> Task to carry out
Return the entries in full, exactly as written.

++++ Data for analysis ++++

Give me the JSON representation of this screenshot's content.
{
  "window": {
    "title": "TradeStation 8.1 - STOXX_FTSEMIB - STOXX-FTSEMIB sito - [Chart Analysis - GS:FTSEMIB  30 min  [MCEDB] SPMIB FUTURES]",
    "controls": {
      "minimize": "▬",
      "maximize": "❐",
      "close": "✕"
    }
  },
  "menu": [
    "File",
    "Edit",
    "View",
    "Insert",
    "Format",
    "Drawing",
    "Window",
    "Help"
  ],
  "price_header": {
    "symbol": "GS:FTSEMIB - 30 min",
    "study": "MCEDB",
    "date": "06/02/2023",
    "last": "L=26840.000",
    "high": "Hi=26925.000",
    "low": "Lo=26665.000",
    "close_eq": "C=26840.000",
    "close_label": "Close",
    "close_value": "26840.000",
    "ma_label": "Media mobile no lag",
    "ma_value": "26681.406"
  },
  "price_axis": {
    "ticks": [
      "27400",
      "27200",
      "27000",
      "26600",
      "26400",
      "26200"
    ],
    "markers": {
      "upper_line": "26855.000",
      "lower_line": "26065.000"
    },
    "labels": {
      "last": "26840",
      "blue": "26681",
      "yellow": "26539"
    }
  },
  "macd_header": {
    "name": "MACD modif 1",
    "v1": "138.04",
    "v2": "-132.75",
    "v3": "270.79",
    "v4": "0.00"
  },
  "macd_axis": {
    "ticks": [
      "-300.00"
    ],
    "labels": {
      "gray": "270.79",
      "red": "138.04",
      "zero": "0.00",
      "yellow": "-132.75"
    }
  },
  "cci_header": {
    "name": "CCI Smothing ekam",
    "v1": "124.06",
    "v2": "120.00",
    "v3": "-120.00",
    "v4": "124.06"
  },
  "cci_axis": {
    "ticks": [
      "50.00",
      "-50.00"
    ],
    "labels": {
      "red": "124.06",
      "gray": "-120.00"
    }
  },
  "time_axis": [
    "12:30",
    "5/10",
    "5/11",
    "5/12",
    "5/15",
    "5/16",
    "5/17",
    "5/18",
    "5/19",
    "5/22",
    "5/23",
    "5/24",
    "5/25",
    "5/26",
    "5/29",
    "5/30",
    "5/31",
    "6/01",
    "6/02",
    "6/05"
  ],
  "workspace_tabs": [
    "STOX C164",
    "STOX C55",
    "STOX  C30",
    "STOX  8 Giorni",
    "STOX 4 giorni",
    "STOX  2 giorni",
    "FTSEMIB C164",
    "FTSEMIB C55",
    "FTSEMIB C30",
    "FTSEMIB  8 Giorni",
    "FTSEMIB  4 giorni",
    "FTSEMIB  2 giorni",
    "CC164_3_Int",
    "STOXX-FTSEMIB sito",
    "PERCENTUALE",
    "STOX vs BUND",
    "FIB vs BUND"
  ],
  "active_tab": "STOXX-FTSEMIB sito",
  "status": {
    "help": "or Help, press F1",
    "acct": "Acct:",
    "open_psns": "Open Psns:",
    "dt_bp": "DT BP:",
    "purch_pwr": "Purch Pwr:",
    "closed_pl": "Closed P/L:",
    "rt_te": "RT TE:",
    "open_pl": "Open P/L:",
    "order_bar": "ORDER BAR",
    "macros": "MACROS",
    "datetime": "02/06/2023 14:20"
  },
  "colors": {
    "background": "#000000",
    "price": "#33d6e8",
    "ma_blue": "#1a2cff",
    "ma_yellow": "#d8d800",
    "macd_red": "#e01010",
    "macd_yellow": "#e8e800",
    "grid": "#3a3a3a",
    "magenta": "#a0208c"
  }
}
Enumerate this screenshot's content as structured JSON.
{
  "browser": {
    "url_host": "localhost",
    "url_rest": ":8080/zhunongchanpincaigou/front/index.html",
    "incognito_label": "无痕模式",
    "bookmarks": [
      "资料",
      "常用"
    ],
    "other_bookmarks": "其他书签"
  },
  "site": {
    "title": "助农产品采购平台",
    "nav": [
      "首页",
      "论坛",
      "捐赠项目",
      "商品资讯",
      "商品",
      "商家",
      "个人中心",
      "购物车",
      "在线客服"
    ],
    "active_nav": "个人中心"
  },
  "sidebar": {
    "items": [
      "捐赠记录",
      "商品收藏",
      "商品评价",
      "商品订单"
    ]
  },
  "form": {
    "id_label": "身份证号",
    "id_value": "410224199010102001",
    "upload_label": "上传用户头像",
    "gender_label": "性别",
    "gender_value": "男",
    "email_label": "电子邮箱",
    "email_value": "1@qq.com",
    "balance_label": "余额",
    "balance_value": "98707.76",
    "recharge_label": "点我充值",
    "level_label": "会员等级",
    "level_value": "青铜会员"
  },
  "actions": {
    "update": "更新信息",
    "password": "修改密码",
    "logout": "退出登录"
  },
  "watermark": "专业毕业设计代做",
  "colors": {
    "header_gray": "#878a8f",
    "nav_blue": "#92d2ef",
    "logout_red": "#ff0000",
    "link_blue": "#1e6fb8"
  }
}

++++

> Completed task
Give me the JSON representation of this screenshot's content.
{
  "window": {
    "title": "TradeStation 8.1 - STOXX_FTSEMIB - STOXX-FTSEMIB sito - [Chart Analysis - GS:FTSEMIB  30 min  [MCEDB] SPMIB FUTURES]",
    "controls": {
      "minimize": "▬",
      "maximize": "❐",
      "close": "✕"
    }
  },
  "menu": [
    "File",
    "Edit",
    "View",
    "Insert",
    "Format",
    "Drawing",
    "Window",
    "Help"
  ],
  "price_header": {
    "symbol": "GS:FTSEMIB - 30 min",
    "study": "MCEDB",
    "date": "06/02/2023",
    "last": "L=26840.000",
    "high": "Hi=26925.000",
    "low": "Lo=26665.000",
    "close_eq": "C=26840.000",
    "close_label": "Close",
    "close_value": "26840.000",
    "ma_label": "Media mobile no lag",
    "ma_value": "26681.406"
  },
  "price_axis": {
    "ticks": [
      "27400",
      "27200",
      "27000",
      "26600",
      "26400",
      "26200"
    ],
    "markers": {
      "upper_line": "26855.000",
      "lower_line": "26065.000"
    },
    "labels": {
      "last": "26840",
      "blue": "26681",
      "yellow": "26539"
    }
  },
  "macd_header": {
    "name": "MACD modif 1",
    "v1": "138.04",
    "v2": "-132.75",
    "v3": "270.79",
    "v4": "0.00"
  },
  "macd_axis": {
    "ticks": [
      "-300.00"
    ],
    "labels": {
      "gray": "270.79",
      "red": "138.04",
      "zero": "0.00",
      "yellow": "-132.75"
    }
  },
  "cci_header": {
    "name": "CCI Smothing ekam",
    "v1": "124.06",
    "v2": "120.00",
    "v3": "-120.00",
    "v4": "124.06"
  },
  "cci_axis": {
    "ticks": [
      "50.00",
      "-50.00"
    ],
    "labels": {
      "red": "124.06",
      "gray": "-120.00"
    }
  },
  "time_axis": [
    "12:30",
    "5/10",
    "5/11",
    "5/12",
    "5/15",
    "5/16",
    "5/17",
    "5/18",
    "5/19",
    "5/22",
    "5/23",
    "5/24",
    "5/25",
    "5/26",
    "5/29",
    "5/30",
    "5/31",
    "6/01",
    "6/02",
    "6/05"
  ],
  "workspace_tabs": [
    "STOX C164",
    "STOX C55",
    "STOX  C30",
    "STOX  8 Giorni",
    "STOX 4 giorni",
    "STOX  2 giorni",
    "FTSEMIB C164",
    "FTSEMIB C55",
    "FTSEMIB C30",
    "FTSEMIB  8 Giorni",
    "FTSEMIB  4 giorni",
    "FTSEMIB  2 giorni",
    "CC164_3_Int",
    "STOXX-FTSEMIB sito",
    "PERCENTUALE",
    "STOX vs BUND",
    "FIB vs BUND"
  ],
  "active_tab": "STOXX-FTSEMIB sito",
  "status": {
    "help": "or Help, press F1",
    "acct": "Acct:",
    "open_psns": "Open Psns:",
    "dt_bp": "DT BP:",
    "purch_pwr": "Purch Pwr:",
    "closed_pl": "Closed P/L:",
    "rt_te": "RT TE:",
    "open_pl": "Open P/L:",
    "order_bar": "ORDER BAR",
    "macros": "MACROS",
    "datetime": "02/06/2023 14:20"
  },
  "colors": {
    "background": "#000000",
    "price": "#33d6e8",
    "ma_blue": "#1a2cff",
    "ma_yellow": "#d8d800",
    "macd_red": "#e01010",
    "macd_yellow": "#e8e800",
    "grid": "#3a3a3a",
    "magenta": "#a0208c"
  }
}
Enumerate this screenshot's content as structured JSON.
{
  "browser": {
    "url_host": "localhost",
    "url_rest": ":8080/zhunongchanpincaigou/front/index.html",
    "incognito_label": "无痕模式",
    "bookmarks": [
      "资料",
      "常用"
    ],
    "other_bookmarks": "其他书签"
  },
  "site": {
    "title": "助农产品采购平台",
    "nav": [
      "首页",
      "论坛",
      "捐赠项目",
      "商品资讯",
      "商品",
      "商家",
      "个人中心",
      "购物车",
      "在线客服"
    ],
    "active_nav": "个人中心"
  },
  "sidebar": {
    "items": [
      "捐赠记录",
      "商品收藏",
      "商品评价",
      "商品订单"
    ]
  },
  "form": {
    "id_label": "身份证号",
    "id_value": "410224199010102001",
    "upload_label": "上传用户头像",
    "gender_label": "性别",
    "gender_value": "男",
    "email_label": "电子邮箱",
    "email_value": "1@qq.com",
    "balance_label": "余额",
    "balance_value": "98707.76",
    "recharge_label": "点我充值",
    "level_label": "会员等级",
    "level_value": "青铜会员"
  },
  "actions": {
    "update": "更新信息",
    "password": "修改密码",
    "logout": "退出登录"
  },
  "watermark": "专业毕业设计代做",
  "colors": {
    "header_gray": "#878a8f",
    "nav_blue": "#92d2ef",
    "logout_red": "#ff0000",
    "link_blue": "#1e6fb8"
  }
}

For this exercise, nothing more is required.